Input data Block Start

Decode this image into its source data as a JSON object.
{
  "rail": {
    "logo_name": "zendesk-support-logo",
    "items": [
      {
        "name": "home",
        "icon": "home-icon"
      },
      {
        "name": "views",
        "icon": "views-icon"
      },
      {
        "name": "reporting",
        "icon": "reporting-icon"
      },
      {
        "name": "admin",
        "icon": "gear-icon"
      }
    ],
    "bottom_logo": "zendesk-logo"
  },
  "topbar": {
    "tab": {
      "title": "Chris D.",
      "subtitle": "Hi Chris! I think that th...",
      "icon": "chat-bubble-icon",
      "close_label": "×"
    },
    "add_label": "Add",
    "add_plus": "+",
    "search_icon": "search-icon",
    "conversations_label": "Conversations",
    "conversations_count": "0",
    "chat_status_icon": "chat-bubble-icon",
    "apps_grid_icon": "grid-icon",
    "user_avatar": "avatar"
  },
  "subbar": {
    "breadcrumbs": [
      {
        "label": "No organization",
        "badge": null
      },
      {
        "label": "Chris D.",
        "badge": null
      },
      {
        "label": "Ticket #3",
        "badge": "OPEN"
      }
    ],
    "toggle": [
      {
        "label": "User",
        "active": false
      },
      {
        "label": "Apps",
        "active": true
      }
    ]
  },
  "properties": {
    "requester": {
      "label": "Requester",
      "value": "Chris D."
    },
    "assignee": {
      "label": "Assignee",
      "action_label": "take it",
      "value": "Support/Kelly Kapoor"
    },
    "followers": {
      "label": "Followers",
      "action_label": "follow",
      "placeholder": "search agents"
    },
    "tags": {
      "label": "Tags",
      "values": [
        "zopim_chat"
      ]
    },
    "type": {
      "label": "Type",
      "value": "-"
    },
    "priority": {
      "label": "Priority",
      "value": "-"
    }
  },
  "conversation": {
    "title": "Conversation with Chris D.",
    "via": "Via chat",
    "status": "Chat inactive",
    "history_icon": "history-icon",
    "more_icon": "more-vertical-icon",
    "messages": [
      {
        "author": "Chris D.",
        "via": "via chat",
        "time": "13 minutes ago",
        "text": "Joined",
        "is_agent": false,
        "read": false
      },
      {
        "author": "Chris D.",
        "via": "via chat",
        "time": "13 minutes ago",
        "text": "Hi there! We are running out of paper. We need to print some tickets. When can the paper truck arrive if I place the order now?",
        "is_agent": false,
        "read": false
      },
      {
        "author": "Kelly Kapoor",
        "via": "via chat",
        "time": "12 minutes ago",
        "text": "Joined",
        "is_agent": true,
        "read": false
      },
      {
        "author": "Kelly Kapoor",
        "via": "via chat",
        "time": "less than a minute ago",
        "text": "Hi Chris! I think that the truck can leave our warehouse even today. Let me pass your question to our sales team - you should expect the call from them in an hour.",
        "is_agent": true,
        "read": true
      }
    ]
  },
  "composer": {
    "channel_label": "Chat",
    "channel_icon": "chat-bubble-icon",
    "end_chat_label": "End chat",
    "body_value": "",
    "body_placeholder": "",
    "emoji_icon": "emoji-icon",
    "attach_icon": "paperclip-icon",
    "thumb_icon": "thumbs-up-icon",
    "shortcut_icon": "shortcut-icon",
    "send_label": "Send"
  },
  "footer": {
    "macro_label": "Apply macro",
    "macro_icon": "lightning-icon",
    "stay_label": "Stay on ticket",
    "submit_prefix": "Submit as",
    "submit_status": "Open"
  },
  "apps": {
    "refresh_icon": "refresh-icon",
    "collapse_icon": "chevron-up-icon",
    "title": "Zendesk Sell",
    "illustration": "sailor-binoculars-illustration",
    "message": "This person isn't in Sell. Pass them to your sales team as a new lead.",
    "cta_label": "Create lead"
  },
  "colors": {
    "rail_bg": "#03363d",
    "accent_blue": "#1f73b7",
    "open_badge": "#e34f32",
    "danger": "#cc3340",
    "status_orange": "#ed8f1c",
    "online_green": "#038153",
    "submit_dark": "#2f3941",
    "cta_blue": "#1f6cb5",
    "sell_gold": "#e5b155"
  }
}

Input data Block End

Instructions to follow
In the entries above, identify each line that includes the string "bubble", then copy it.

Solution to this task
      "icon": "chat-bubble-icon",
    "chat_status_icon": "chat-bubble-icon",
    "channel_icon": "chat-bubble-icon",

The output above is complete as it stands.